Directions for this task:
What is needed is the complete listing, repeated exactly.

════════════════════

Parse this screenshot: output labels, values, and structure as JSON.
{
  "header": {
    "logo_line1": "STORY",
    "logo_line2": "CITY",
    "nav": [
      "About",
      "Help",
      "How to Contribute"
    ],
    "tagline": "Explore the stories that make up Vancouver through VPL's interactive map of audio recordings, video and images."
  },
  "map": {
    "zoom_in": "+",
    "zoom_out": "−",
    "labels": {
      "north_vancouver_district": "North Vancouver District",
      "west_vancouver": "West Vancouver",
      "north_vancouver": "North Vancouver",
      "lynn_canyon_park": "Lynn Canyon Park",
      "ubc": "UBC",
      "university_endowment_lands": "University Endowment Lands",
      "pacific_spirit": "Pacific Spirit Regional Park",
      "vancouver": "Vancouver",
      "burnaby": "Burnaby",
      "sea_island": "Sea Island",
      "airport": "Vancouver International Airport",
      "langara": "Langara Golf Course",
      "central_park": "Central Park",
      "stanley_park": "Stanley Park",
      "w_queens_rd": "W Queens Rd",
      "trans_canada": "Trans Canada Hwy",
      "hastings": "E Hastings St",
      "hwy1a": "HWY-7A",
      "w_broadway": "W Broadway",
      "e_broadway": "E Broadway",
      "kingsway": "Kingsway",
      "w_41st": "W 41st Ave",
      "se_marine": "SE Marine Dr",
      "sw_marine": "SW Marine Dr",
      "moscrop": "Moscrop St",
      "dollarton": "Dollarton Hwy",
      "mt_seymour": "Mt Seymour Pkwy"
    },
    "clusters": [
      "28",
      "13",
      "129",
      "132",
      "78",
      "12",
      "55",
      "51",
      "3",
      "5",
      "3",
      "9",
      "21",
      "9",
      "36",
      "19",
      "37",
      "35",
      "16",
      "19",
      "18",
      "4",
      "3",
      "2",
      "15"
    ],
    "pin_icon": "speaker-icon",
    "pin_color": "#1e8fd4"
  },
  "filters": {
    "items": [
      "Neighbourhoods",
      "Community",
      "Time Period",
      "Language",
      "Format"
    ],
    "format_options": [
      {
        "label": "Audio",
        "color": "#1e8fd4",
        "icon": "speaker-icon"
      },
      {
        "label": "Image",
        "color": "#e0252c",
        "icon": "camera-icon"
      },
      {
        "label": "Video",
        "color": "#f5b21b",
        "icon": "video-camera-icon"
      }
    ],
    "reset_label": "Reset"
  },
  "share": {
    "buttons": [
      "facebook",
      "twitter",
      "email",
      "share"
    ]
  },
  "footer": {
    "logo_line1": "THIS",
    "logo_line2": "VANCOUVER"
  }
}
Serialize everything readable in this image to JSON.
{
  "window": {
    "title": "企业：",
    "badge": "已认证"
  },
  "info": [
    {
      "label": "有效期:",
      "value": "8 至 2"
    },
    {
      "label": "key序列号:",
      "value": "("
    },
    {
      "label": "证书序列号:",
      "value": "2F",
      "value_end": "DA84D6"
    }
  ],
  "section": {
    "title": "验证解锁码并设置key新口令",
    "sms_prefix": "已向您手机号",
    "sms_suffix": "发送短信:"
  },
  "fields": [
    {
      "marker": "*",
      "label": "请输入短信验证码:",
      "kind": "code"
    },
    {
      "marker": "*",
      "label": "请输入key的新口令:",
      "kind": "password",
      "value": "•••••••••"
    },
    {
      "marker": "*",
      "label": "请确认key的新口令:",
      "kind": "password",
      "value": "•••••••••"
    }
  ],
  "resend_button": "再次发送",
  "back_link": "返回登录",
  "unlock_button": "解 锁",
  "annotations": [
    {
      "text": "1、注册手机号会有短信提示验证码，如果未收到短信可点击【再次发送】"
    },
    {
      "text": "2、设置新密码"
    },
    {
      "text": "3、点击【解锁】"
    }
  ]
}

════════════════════

Result of this exercise:
Parse this screenshot: output labels, values, and structure as JSON.
{
  "header": {
    "logo_line1": "STORY",
    "logo_line2": "CITY",
    "nav": [
      "About",
      "Help",
      "How to Contribute"
    ],
    "tagline": "Explore the stories that make up Vancouver through VPL's interactive map of audio recordings, video and images."
  },
  "map": {
    "zoom_in": "+",
    "zoom_out": "−",
    "labels": {
      "north_vancouver_district": "North Vancouver District",
      "west_vancouver": "West Vancouver",
      "north_vancouver": "North Vancouver",
      "lynn_canyon_park": "Lynn Canyon Park",
      "ubc": "UBC",
      "university_endowment_lands": "University Endowment Lands",
      "pacific_spirit": "Pacific Spirit Regional Park",
      "vancouver": "Vancouver",
      "burnaby": "Burnaby",
      "sea_island": "Sea Island",
      "airport": "Vancouver International Airport",
      "langara": "Langara Golf Course",
      "central_park": "Central Park",
      "stanley_park": "Stanley Park",
      "w_queens_rd": "W Queens Rd",
      "trans_canada": "Trans Canada Hwy",
      "hastings": "E Hastings St",
      "hwy1a": "HWY-7A",
      "w_broadway": "W Broadway",
      "e_broadway": "E Broadway",
      "kingsway": "Kingsway",
      "w_41st": "W 41st Ave",
      "se_marine": "SE Marine Dr",
      "sw_marine": "SW Marine Dr",
      "moscrop": "Moscrop St",
      "dollarton": "Dollarton Hwy",
      "mt_seymour": "Mt Seymour Pkwy"
    },
    "clusters": [
      "28",
      "13",
      "129",
      "132",
      "78",
      "12",
      "55",
      "51",
      "3",
      "5",
      "3",
      "9",
      "21",
      "9",
      "36",
      "19",
      "37",
      "35",
      "16",
      "19",
      "18",
      "4",
      "3",
      "2",
      "15"
    ],
    "pin_icon": "speaker-icon",
    "pin_color": "#1e8fd4"
  },
  "filters": {
    "items": [
      "Neighbourhoods",
      "Community",
      "Time Period",
      "Language",
      "Format"
    ],
    "format_options": [
      {
        "label": "Audio",
        "color": "#1e8fd4",
        "icon": "speaker-icon"
      },
      {
        "label": "Image",
        "color": "#e0252c",
        "icon": "camera-icon"
      },
      {
        "label": "Video",
        "color": "#f5b21b",
        "icon": "video-camera-icon"
      }
    ],
    "reset_label": "Reset"
  },
  "share": {
    "buttons": [
      "facebook",
      "twitter",
      "email",
      "share"
    ]
  },
  "footer": {
    "logo_line1": "THIS",
    "logo_line2": "VANCOUVER"
  }
}
Serialize everything readable in this image to JSON.
{
  "window": {
    "title": "企业：",
    "badge": "已认证"
  },
  "info": [
    {
      "label": "有效期:",
      "value": "8 至 2"
    },
    {
      "label": "key序列号:",
      "value": "("
    },
    {
      "label": "证书序列号:",
      "value": "2F",
      "value_end": "DA84D6"
    }
  ],
  "section": {
    "title": "验证解锁码并设置key新口令",
    "sms_prefix": "已向您手机号",
    "sms_suffix": "发送短信:"
  },
  "fields": [
    {
      "marker": "*",
      "label": "请输入短信验证码:",
      "kind": "code"
    },
    {
      "marker": "*",
      "label": "请输入key的新口令:",
      "kind": "password",
      "value": "•••••••••"
    },
    {
      "marker": "*",
      "label": "请确认key的新口令:",
      "kind": "password",
      "value": "•••••••••"
    }
  ],
  "resend_button": "再次发送",
  "back_link": "返回登录",
  "unlock_button": "解 锁",
  "annotations": [
    {
      "text": "1、注册手机号会有短信提示验证码，如果未收到短信可点击【再次发送】"
    },
    {
      "text": "2、设置新密码"
    },
    {
      "text": "3、点击【解锁】"
    }
  ]
}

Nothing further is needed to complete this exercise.